━━━ Given data

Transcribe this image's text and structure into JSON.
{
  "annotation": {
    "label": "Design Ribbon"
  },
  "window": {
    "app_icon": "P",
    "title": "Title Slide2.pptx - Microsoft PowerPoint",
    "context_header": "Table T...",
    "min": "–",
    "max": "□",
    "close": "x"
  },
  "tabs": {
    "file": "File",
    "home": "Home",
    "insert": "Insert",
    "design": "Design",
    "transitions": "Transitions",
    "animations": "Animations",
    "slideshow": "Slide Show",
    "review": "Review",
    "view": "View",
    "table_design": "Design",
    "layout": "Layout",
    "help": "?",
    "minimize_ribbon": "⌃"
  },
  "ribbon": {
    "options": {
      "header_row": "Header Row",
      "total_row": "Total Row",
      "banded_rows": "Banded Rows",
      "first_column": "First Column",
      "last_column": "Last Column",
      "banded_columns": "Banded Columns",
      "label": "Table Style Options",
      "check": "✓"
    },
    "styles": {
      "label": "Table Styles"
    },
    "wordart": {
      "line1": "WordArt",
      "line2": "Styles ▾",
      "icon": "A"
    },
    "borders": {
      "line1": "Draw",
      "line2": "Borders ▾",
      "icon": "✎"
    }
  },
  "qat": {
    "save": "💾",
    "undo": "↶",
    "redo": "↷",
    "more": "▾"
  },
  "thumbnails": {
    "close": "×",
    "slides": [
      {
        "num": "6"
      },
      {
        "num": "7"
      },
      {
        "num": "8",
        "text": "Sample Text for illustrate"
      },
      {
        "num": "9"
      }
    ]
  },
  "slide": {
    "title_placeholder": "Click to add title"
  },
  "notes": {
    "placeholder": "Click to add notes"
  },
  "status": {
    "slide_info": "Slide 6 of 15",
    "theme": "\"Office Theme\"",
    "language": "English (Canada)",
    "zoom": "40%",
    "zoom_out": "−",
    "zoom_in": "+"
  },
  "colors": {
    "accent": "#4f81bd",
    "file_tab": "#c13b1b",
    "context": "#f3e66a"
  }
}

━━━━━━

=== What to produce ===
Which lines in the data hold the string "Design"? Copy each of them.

=== Solution to this problem ===
    "label": "Design Ribbon"
    "design": "Design",
    "table_design": "Design",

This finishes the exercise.